Plenary – introduction to the Wellcome Library and its holdings, highlighting the great research potential of its collections for postgraduate students in the medical humanities. The Library has its origin in the personal collection of Sir Henry S. Wellcome (1853–1936). The holdings range from medieval and early modern manuscripts to rare books, works of art, ephemera, modern medical archives and moving image and sound collections, as well as extensive collections of secondary and reference works. The history of medicine and health is broadly conceived – topics covered include witchcraft, cookery, health resorts and travel, and astrology. Dr Brenner will introduce students to the Library Catalogue, the digital content (accessible via a new tool, the ‘player’) and the digital image resource, Wellcome Images.
Dr Yarí Pérez Marín (Durham University)
Plenary – This session will provide information on a selection of major archives in the United States that may be of use to postgraduate students interested in the Medical Humanities. Beyond an overview of the strengths of the collections as it pertains to early modern science and medicine, it will give advice on how to plan a visit and maximize productivity and will discuss existing fellowship and grant opportunities at some of the institutions.
Dr Larry Duffy (University of Kent)
Key methodological and practical issues for interdisciplinary research in the medical humanities, focusing on preparation for and use of archives, the extent, value and relevance of archival and library (including Special Collections) resources available to Medical Humanities researchers in the UK and France, and a demonstration of any web-based discovery tools or digitized resources, all within the context of his research on the history of scientific and professional disciplines in nineteenth-century French culture.
Dr Steven Wilson (Queen’s University Belfast)
A case study on the interfaces of medicine and literature in nineteenth- and twentieth-century France, with specific reference to the genre of autopathography, an important resource for students interested in the medical humanities. It will examine the shift in approaches to medical history in recent years, away from the ‘top down’ theories of clinicians towards a more considered view of the ’embodied’ experience of disease and suffering in so-called illness narratives.
Prof. Andrew Carpenter(University College Dublin)
Science, Medicine and Literature in Ireland before 1800: how to use the archives and the printed resources.

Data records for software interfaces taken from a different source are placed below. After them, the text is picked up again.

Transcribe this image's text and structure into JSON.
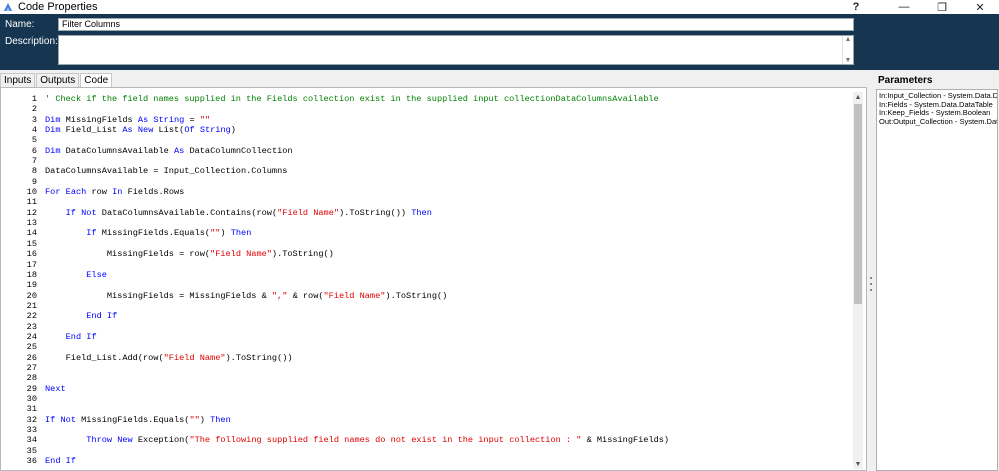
{
  "window": {
    "title": "Code Properties",
    "help_label": "?",
    "minimize_label": "—",
    "maximize_label": "❐",
    "close_label": "✕"
  },
  "header": {
    "name_label": "Name:",
    "name_value": "Filter Columns",
    "description_label": "Description:",
    "description_value": ""
  },
  "tabs": [
    {
      "label": "Inputs",
      "active": false
    },
    {
      "label": "Outputs",
      "active": false
    },
    {
      "label": "Code",
      "active": true
    }
  ],
  "code": {
    "line_numbers": [
      "1",
      "2",
      "3",
      "4",
      "5",
      "6",
      "7",
      "8",
      "9",
      "10",
      "11",
      "12",
      "13",
      "14",
      "15",
      "16",
      "17",
      "18",
      "19",
      "20",
      "21",
      "22",
      "23",
      "24",
      "25",
      "26",
      "27",
      "28",
      "29",
      "30",
      "31",
      "32",
      "33",
      "34",
      "35",
      "36"
    ],
    "lines": [
      [
        {
          "t": "' Check if the field names supplied in the Fields collection exist in the supplied input collectionDataColumnsAvailable",
          "c": "cm"
        }
      ],
      [],
      [
        {
          "t": "Dim",
          "c": "kw"
        },
        {
          "t": " MissingFields "
        },
        {
          "t": "As",
          "c": "kw"
        },
        {
          "t": " "
        },
        {
          "t": "String",
          "c": "kw"
        },
        {
          "t": " = "
        },
        {
          "t": "\"\"",
          "c": "str"
        }
      ],
      [
        {
          "t": "Dim",
          "c": "kw"
        },
        {
          "t": " Field_List "
        },
        {
          "t": "As",
          "c": "kw"
        },
        {
          "t": " "
        },
        {
          "t": "New",
          "c": "kw"
        },
        {
          "t": " List("
        },
        {
          "t": "Of",
          "c": "kw"
        },
        {
          "t": " "
        },
        {
          "t": "String",
          "c": "kw"
        },
        {
          "t": ")"
        }
      ],
      [],
      [
        {
          "t": "Dim",
          "c": "kw"
        },
        {
          "t": " DataColumnsAvailable "
        },
        {
          "t": "As",
          "c": "kw"
        },
        {
          "t": " DataColumnCollection"
        }
      ],
      [],
      [
        {
          "t": "DataColumnsAvailable = Input_Collection.Columns"
        }
      ],
      [],
      [
        {
          "t": "For",
          "c": "kw"
        },
        {
          "t": " "
        },
        {
          "t": "Each",
          "c": "kw"
        },
        {
          "t": " row "
        },
        {
          "t": "In",
          "c": "kw"
        },
        {
          "t": " Fields.Rows"
        }
      ],
      [],
      [
        {
          "t": "    "
        },
        {
          "t": "If",
          "c": "kw"
        },
        {
          "t": " "
        },
        {
          "t": "Not",
          "c": "kw"
        },
        {
          "t": " DataColumnsAvailable.Contains(row("
        },
        {
          "t": "\"Field Name\"",
          "c": "str"
        },
        {
          "t": ").ToString()) "
        },
        {
          "t": "Then",
          "c": "kw"
        }
      ],
      [],
      [
        {
          "t": "        "
        },
        {
          "t": "If",
          "c": "kw"
        },
        {
          "t": " MissingFields.Equals("
        },
        {
          "t": "\"\"",
          "c": "str"
        },
        {
          "t": ") "
        },
        {
          "t": "Then",
          "c": "kw"
        }
      ],
      [],
      [
        {
          "t": "            MissingFields = row("
        },
        {
          "t": "\"Field Name\"",
          "c": "str"
        },
        {
          "t": ").ToString()"
        }
      ],
      [],
      [
        {
          "t": "        "
        },
        {
          "t": "Else",
          "c": "kw"
        }
      ],
      [],
      [
        {
          "t": "            MissingFields = MissingFields & "
        },
        {
          "t": "\",\"",
          "c": "str"
        },
        {
          "t": " & row("
        },
        {
          "t": "\"Field Name\"",
          "c": "str"
        },
        {
          "t": ").ToString()"
        }
      ],
      [],
      [
        {
          "t": "        "
        },
        {
          "t": "End",
          "c": "kw"
        },
        {
          "t": " "
        },
        {
          "t": "If",
          "c": "kw"
        }
      ],
      [],
      [
        {
          "t": "    "
        },
        {
          "t": "End",
          "c": "kw"
        },
        {
          "t": " "
        },
        {
          "t": "If",
          "c": "kw"
        }
      ],
      [],
      [
        {
          "t": "    Field_List.Add(row("
        },
        {
          "t": "\"Field Name\"",
          "c": "str"
        },
        {
          "t": ").ToString())"
        }
      ],
      [],
      [],
      [
        {
          "t": "Next",
          "c": "kw"
        }
      ],
      [],
      [],
      [
        {
          "t": "If",
          "c": "kw"
        },
        {
          "t": " "
        },
        {
          "t": "Not",
          "c": "kw"
        },
        {
          "t": " MissingFields.Equals("
        },
        {
          "t": "\"\"",
          "c": "str"
        },
        {
          "t": ") "
        },
        {
          "t": "Then",
          "c": "kw"
        }
      ],
      [],
      [
        {
          "t": "        "
        },
        {
          "t": "Throw",
          "c": "kw"
        },
        {
          "t": " "
        },
        {
          "t": "New",
          "c": "kw"
        },
        {
          "t": " Exception("
        },
        {
          "t": "\"The following supplied field names do not exist in the input collection : \"",
          "c": "str"
        },
        {
          "t": " & MissingFields)"
        }
      ],
      [],
      [
        {
          "t": "End",
          "c": "kw"
        },
        {
          "t": " "
        },
        {
          "t": "If",
          "c": "kw"
        }
      ]
    ]
  },
  "parameters": {
    "title": "Parameters",
    "items": [
      "In:Input_Collection - System.Data.DataTable",
      "In:Fields - System.Data.DataTable",
      "In:Keep_Fields - System.Boolean",
      "Out:Output_Collection - System.Data.DataTable"
    ]
  },
  "colors": {
    "header_bg": "#163551",
    "keyword": "#0000ff",
    "string": "#e00000",
    "comment": "#008000"
  }
}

After a brief survey of the extent of surviving printed and manuscript sources for the study of science, medicine and literature in pre-Union Ireland, this session will show participants how to find and use these rich and currently under-utilized materials.
Dr Vike Plock (University of Exeter)
James Joyce and medicine
A case study to discuss the challenges and opportunities faced by sholars engaged in interdisciplinary research (literature and medicine). She will address the question of how literary texts, modernists texts in particular, engage with medical debates of their time and answer questions about methodology and practical issues concerning research into literature and medicine.
History session (Sources and case studies – including round table discussion):
Dr Elma Brenner (Wellcome Library, London)
Sources for scholarly and ‘popular’ medicine in the medieval and early modern periods.
Dr Ciara Breathnach (University of Limerick)
The experience of TB in pre-penicillin Ireland: the patient perspective.
Dr Sean Lucey (Queen’s University Belfast)
Pre-welfare state health-care systems in the twentieth century: the case of Belfast.
Latin American/Spanish session:
Dr Miruna Achim (Universidad Autónoma Metropolitana, Cuajimalpa, México)
Sources for the study of Mexican medicine in the the 16th-19th centuries: the uses of astrological forecasts.
Dr Mauricio Nieto Olarte (Universidad de los Andes, Bogotá, Colombia)
Images and maps as sources of research and historical enquiry
Dr Marcelo Figueroa (Universidad Nacional de Tucumán, CONICET, Argentina)
Campus Map (see location 4 for Postgraduate Centre)
Registration details – registration deadline 18th October 2013
For further details contact: Robyn Atcheson (firstname.lastname@example.org)
Event organisation team: Dr Fiona Clark (School of Modern Languages); Mark McKinty (School of Modern Languages); Robyn Atcheson (School of History); Sheila Rooney (School of English)